Tuesday, 22 January 2019

Dippy the Diplodocus

© CSG CIC Glasgow Museums Collection

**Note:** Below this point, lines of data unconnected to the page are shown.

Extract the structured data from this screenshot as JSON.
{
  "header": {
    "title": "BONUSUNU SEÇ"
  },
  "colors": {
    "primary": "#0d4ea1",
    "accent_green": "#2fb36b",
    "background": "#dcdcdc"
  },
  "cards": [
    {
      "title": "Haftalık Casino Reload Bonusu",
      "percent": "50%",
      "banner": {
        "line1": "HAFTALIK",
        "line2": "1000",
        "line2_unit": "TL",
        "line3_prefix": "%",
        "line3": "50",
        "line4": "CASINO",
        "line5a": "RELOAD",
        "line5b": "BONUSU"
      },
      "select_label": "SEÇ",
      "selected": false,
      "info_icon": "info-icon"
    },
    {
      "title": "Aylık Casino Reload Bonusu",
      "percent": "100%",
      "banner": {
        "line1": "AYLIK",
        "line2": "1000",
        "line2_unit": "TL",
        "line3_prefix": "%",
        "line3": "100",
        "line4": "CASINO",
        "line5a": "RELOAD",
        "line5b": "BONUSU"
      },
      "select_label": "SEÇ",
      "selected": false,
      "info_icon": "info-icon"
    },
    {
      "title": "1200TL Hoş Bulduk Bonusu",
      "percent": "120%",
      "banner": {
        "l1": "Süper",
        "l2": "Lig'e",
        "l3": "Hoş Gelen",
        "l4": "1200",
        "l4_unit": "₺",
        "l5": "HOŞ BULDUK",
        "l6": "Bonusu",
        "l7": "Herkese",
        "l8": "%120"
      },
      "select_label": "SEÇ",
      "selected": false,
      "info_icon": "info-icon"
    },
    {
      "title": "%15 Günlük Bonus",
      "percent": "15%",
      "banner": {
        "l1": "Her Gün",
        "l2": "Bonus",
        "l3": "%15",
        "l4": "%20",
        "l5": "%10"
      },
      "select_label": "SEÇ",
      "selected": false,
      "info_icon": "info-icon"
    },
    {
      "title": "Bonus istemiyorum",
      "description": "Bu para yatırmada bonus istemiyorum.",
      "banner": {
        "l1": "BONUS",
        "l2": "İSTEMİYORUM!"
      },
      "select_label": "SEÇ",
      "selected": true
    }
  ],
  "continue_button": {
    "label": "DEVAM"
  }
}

Dippy, a replica of a diplodocus, has arrived in Kelvingrove. The skeleton of Dippy was dug up in Wyoming, USA in 1899. The original skeleton is in Andrew Carnegie’s Museum in Pittsburgh USA because the excavation was funded by Andrew Carnegie. In his honour, the dinosaur is named I diplodocuscarnegii. Dippy is 70 feet long and has 292 bones.
 King Edward VII visited Carnegie at Skibo Castle and saw a drawing of the reconstructed skeleton. He asked Carnegie if he could make a cast for the British Museum. Carnegie obliged and donated a plaster cast which was unveiled in 1905. It has remained in the Natural History Museum since then. A decision was made to put another exhibit in the central hall of the museum and to send Dippy on a tour of the United Kingdom. Glasgow is its fourth stop. It has to travel with a team of dedicated technicians to ensure that it is properly installed. It will be here until May 2019.
Already there have been crowds of people eager to see him/her on the only visit to Scotland- 50,000 visitors in the first fortnight.

Thursday, 10 January 2019

Jack Knox –Concrete Block

Thirty Friends attended the exhibition at GOMA , Jack Knox –Concrete Block on Thursday 10th January. Jack Knox ( 1936-2015) was one of the most significant and well-respected Scottish painters of the 20th Century. The exhibition focuses primarily on the years from 1967 to 1978 but there is a collection of slides of paintings covering all his active years.
Courtesy of Frances Dryburgh
More can be read in the article in the Autumn newsletter written by Will Cooper who curated the exhibition. Will has now left to return to London and we wish him well in his new venture.